However, what was the lesson that GOP lawmakers took from the last showdown over the budget? If one forgets, following a scenario very similar to the current one that took place in 2012, President Obama offered to “not negotiate” by handing the Republicans cuts to key social programs—including Medicare and Social Security—in exchange for a conciliatory budget deal.
In fact, some progressive commentators, including Common Dreams contributor Jeff Cohen, argued that those describing Obama’s repeated “caving” to Republican demands were using the wrong word. Cohen wrote at the time:
Regardless, a so-called ‘Grand Bargain’ became the talk of the town, but few consistently argued that what it amounted to was a victory for the Republicans who used hostage tactics to make political gains despite their minority status in Washington. And as the Campaign for America’s Future fellow Richard Eskow wrote this week, the current situation carries all the same signatures:
In fact, as The Guardian reports, Obama on Friday said “he was willing to negotiate over government spending,” despite his refusal to respond to a laundry list of other GOP demands.
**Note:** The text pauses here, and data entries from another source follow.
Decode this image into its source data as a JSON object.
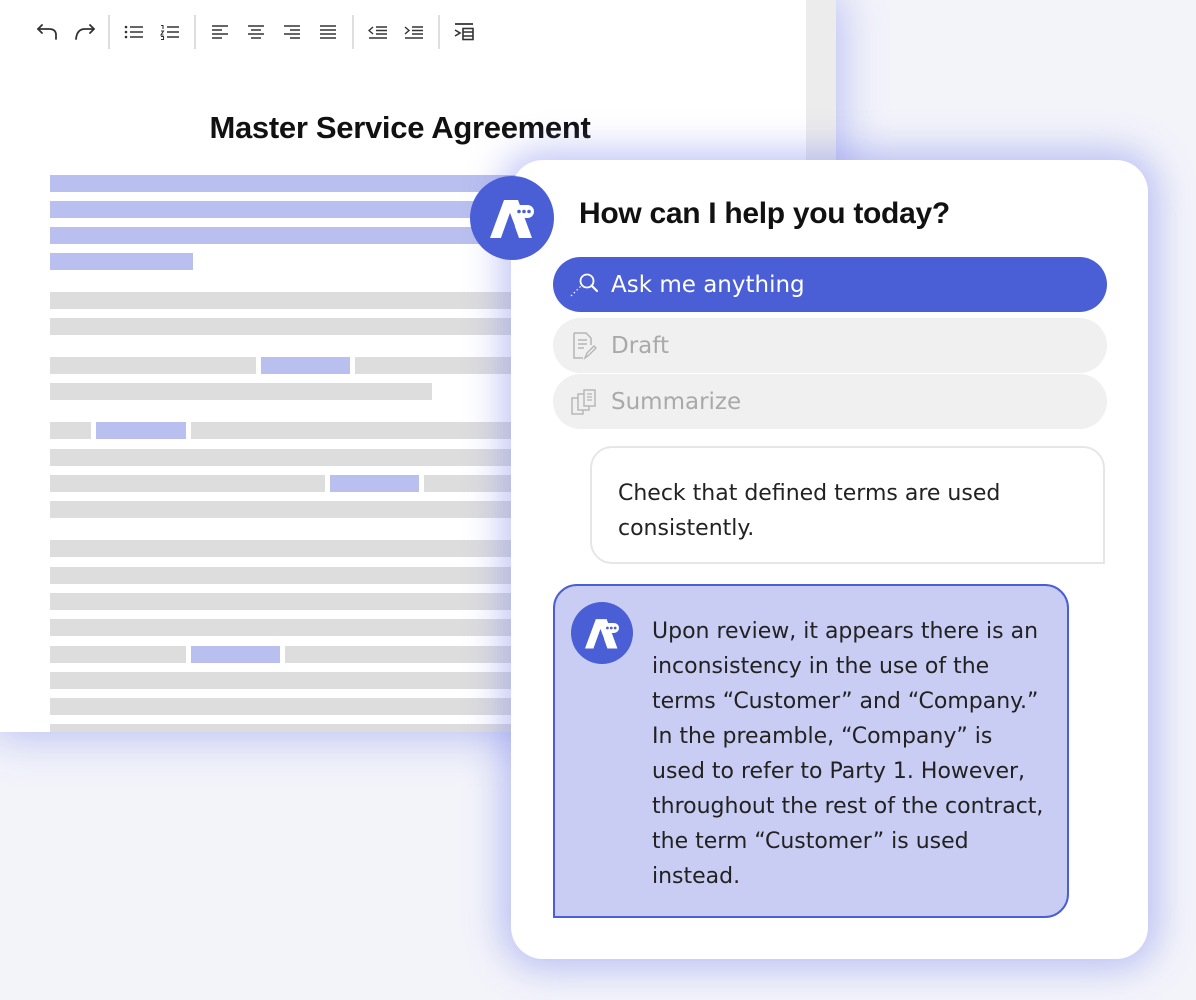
{
  "document": {
    "title": "Master Service Agreement",
    "toolbar": [
      "undo-icon",
      "redo-icon",
      "bullet-list-icon",
      "numbered-list-icon",
      "align-left-icon",
      "align-center-icon",
      "align-right-icon",
      "justify-icon",
      "outdent-icon",
      "indent-icon",
      "text-wrap-icon"
    ]
  },
  "assistant": {
    "heading": "How can I help you today?",
    "modes": [
      {
        "label": "Ask me anything",
        "icon": "magnifier-icon",
        "active": true
      },
      {
        "label": "Draft",
        "icon": "document-pen-icon",
        "active": false
      },
      {
        "label": "Summarize",
        "icon": "documents-stack-icon",
        "active": false
      }
    ],
    "user_message": "Check that defined terms are used consistently.",
    "ai_message": "Upon review, it appears there is an inconsistency in the use of the terms “Customer” and “Company.” In the preamble, “Company” is used to refer to Party 1. However, throughout the rest of the contract, the term “Customer” is used instead."
  },
  "colors": {
    "accent": "#4a5ed6",
    "highlight": "#b9bfee",
    "placeholder_line": "#dddddd",
    "ai_bubble": "#c9cdf3"
  }
}
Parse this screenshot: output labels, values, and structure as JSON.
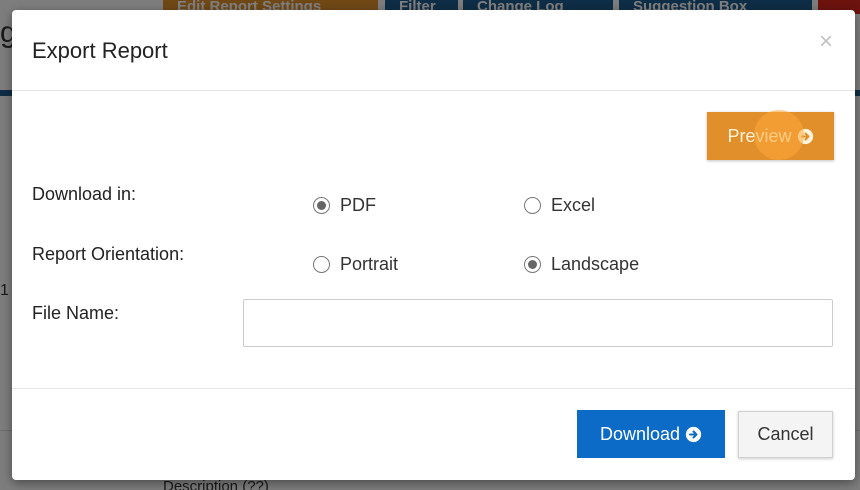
{
  "background": {
    "toolbar": {
      "edit_label": "Edit Report Settings",
      "filter_label": "Filter",
      "change_log_label": "Change Log",
      "suggestion_label": "Suggestion Box"
    },
    "heading_fragment": "g",
    "number_fragment": "1",
    "bottom_fragment": "Description (??)"
  },
  "modal": {
    "title": "Export Report",
    "close_symbol": "×",
    "preview_label": "Preview",
    "download_in": {
      "label": "Download in:",
      "options": [
        "PDF",
        "Excel"
      ],
      "selected": "PDF"
    },
    "orientation": {
      "label": "Report Orientation:",
      "options": [
        "Portrait",
        "Landscape"
      ],
      "selected": "Landscape"
    },
    "file_name": {
      "label": "File Name:",
      "value": ""
    },
    "download_label": "Download",
    "cancel_label": "Cancel"
  },
  "icons": {
    "preview": "arrow-circle-right-icon",
    "download": "arrow-circle-right-icon",
    "close": "close-icon"
  },
  "colors": {
    "preview_button": "#e08f2a",
    "download_button": "#0b6bc6",
    "toolbar_blue": "#1c5a8c"
  }
}
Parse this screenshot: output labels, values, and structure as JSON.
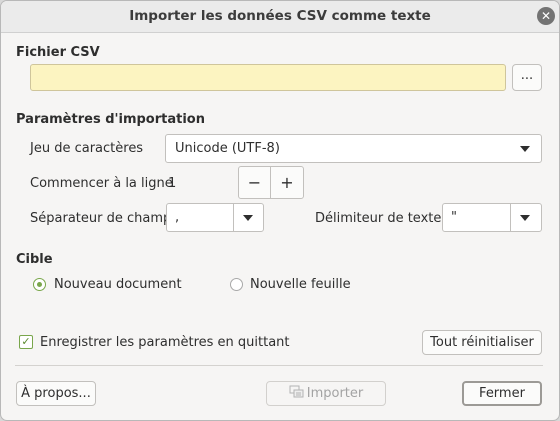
{
  "window": {
    "title": "Importer les données CSV comme texte"
  },
  "file_section": {
    "heading": "Fichier CSV",
    "path_value": "",
    "browse_label": "..."
  },
  "params": {
    "heading": "Paramètres d'importation",
    "charset_label": "Jeu de caractères",
    "charset_value": "Unicode (UTF-8)",
    "start_line_label": "Commencer à la ligne",
    "start_line_value": "1",
    "minus_label": "−",
    "plus_label": "+",
    "field_sep_label": "Séparateur de champ",
    "field_sep_value": ",",
    "text_delim_label": "Délimiteur de texte",
    "text_delim_value": "\""
  },
  "target": {
    "heading": "Cible",
    "new_document_label": "Nouveau document",
    "new_document_selected": true,
    "new_sheet_label": "Nouvelle feuille",
    "new_sheet_selected": false
  },
  "options": {
    "save_settings_label": "Enregistrer les paramètres en quittant",
    "save_settings_checked": true,
    "reset_label": "Tout réinitialiser"
  },
  "footer": {
    "about_label": "À propos...",
    "import_label": "Importer",
    "import_enabled": false,
    "close_label": "Fermer"
  },
  "icons": {
    "close": "close-icon",
    "import": "import-icon",
    "dropdown": "chevron-down-icon"
  }
}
But if a reduction in spending on key programs continues to be on the chopping block, why wouldn’t the Republicans continue their push? As events unfold in the coming days, it might just become more clear what “not negotiating” with “hostage-takers” look like. And it’s unlikely to be pretty.